The UK generation of the 1960s is heading for a "conventional" life in their later years, it has been claimed.
In news that may be of interest to those seeking active living advice, the post-war baby boomers are now "failing to break new ground", despite living through a period of rapid change, according to Eurekalert.
Research supported by the Economic and Social Research Council and Arts and Humanities Research Council revealed that Britons of this age have modest hopes when it comes to their retirement years.
These plans include simple activities such as watching films, listening to records or enjoying long walks.
In addition, it came as a surprise to researchers that such individuals were as family-orientated as it had always been suspected this generation would be less so than previous ones as they had been widely characterised as more individualistic.
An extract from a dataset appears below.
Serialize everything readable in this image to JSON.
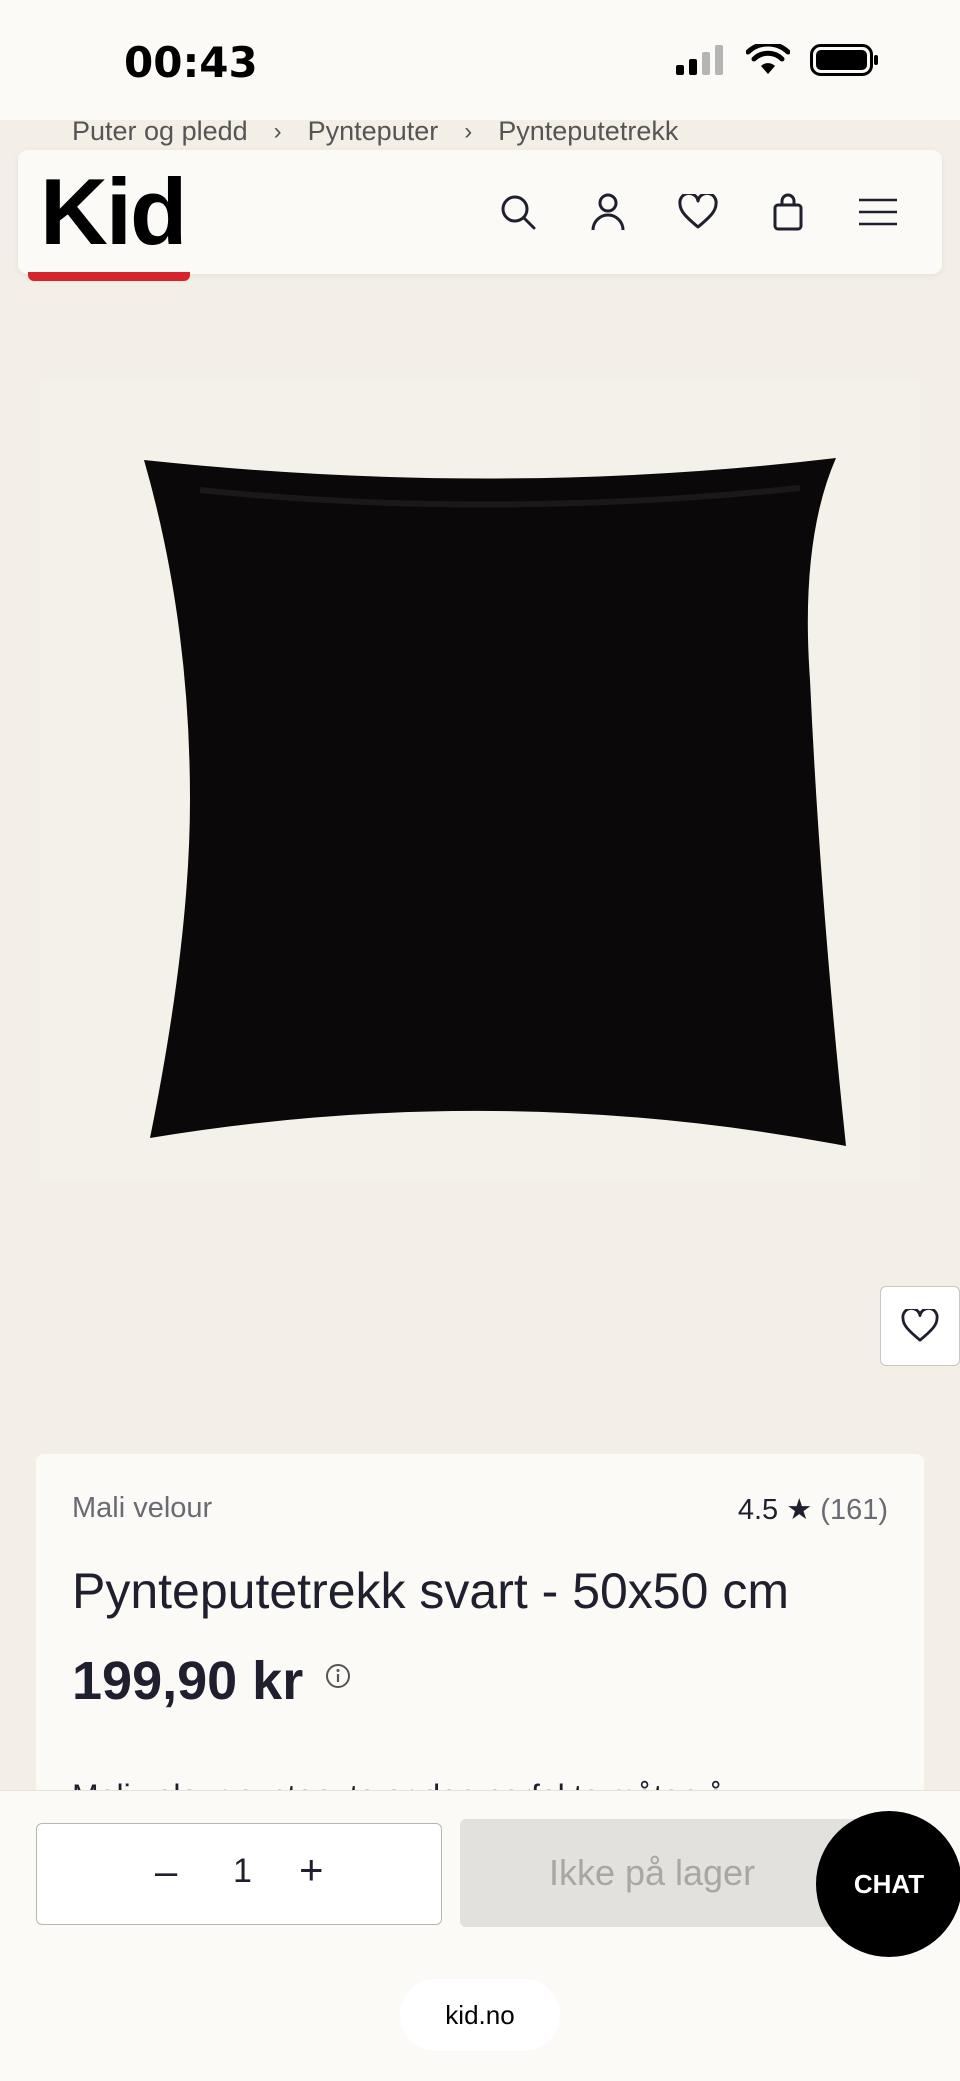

However, 43 per cent of those born between 1945 and 1952 still had a child living at home and 37 per cent still provided financially for other members of their household.
Further to this, 70 per cent of those surveyed felt their age was unimportant when it came to their personal identity.
Meanwhile, according to the Association of Independent Tour Operators, older people are now beginning to travel more.